The team observed that even though 92% of patients regard percutaneous liver biopsy as a useful procedure, 46% of them have not received any treatment or a different nutritional regime.

The research team found that 80% of patients think that percutaneous liver biopsy has more benefits than drawbacks, although 87% would have opted for a less aggressive technique as long as it would have provided the same information.

However, 21% of patients would have also preferred a less aggressive technique, even though it provided fewer details.

Dr Fernández-Salazar's team concluded, "In general, percutaneous liver biopsy is widely approved by patients and is also regarded as a useful procedure."
"One out of 6 patients would rather choose a less-aggressive technique even if it provided less information."
"Percutaneous liver biopsy does not involve changes in the treatment in around a half of patients."
27 May 2011

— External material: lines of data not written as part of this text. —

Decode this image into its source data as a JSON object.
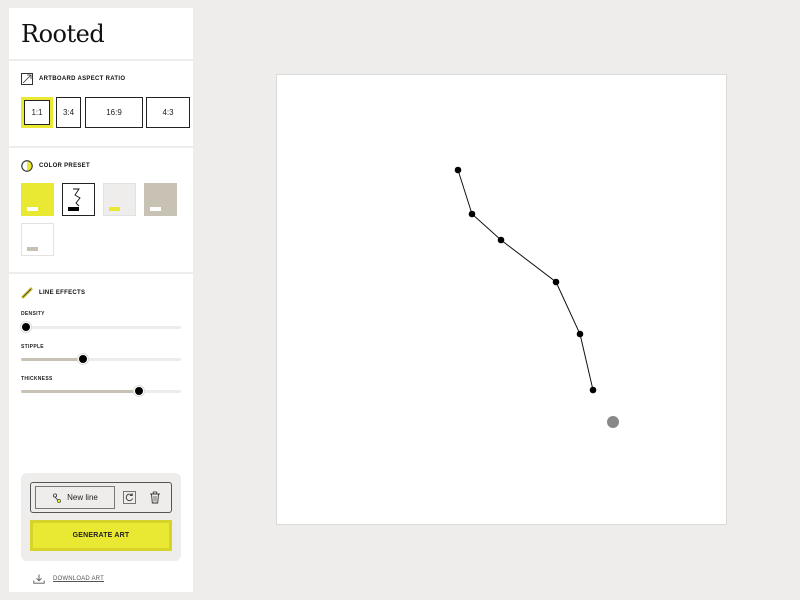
{
  "app": {
    "title": "Rooted"
  },
  "aspect": {
    "label": "ARTBOARD ASPECT RATIO",
    "options": [
      "1:1",
      "3:4",
      "16:9",
      "4:3"
    ],
    "selected": "1:1"
  },
  "colors": {
    "label": "COLOR PRESET",
    "accent": "#e9e832",
    "presets": [
      {
        "name": "yellow",
        "bg": "#e9e832",
        "chip": "#ffffff",
        "border": "#e9e832"
      },
      {
        "name": "white-black",
        "bg": "#ffffff",
        "chip": "#000000",
        "border": "#222222"
      },
      {
        "name": "light-gray",
        "bg": "#efedeb",
        "chip": "#e9e832",
        "border": "#e4e2df"
      },
      {
        "name": "taupe",
        "bg": "#c8c2b4",
        "chip": "#ffffff",
        "border": "#c8c2b4"
      },
      {
        "name": "white-gray",
        "bg": "#ffffff",
        "chip": "#c8c2b4",
        "border": "#e4e2df"
      }
    ]
  },
  "effects": {
    "label": "LINE EFFECTS",
    "sliders": [
      {
        "key": "density",
        "label": "DENSITY",
        "value": 0.03
      },
      {
        "key": "stipple",
        "label": "STIPPLE",
        "value": 0.39
      },
      {
        "key": "thickness",
        "label": "THICKNESS",
        "value": 0.74
      }
    ]
  },
  "tools": {
    "new_line": "New line",
    "reset_icon": "refresh-icon",
    "delete_icon": "trash-icon",
    "generate": "GENERATE ART",
    "download": "DOWNLOAD ART"
  }
}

Recommended Reading;
COMPARISON OF FIBROSIS DEGREE CLASSIFICATION ACCURACY BY LIVER BIOPSY AND NON-INVASIVE TESTS IN CHRONIC HEPATITIS C-Non-invasive tests have been constructed and evaluated mainly for binary diagnoses such as significant fibrosis. Recently, detailed fibrosis classifications for several non-invasive tests have been developed, but their accuracy has not been evaluated in comparison to liver biopsy, especially in clinical practice.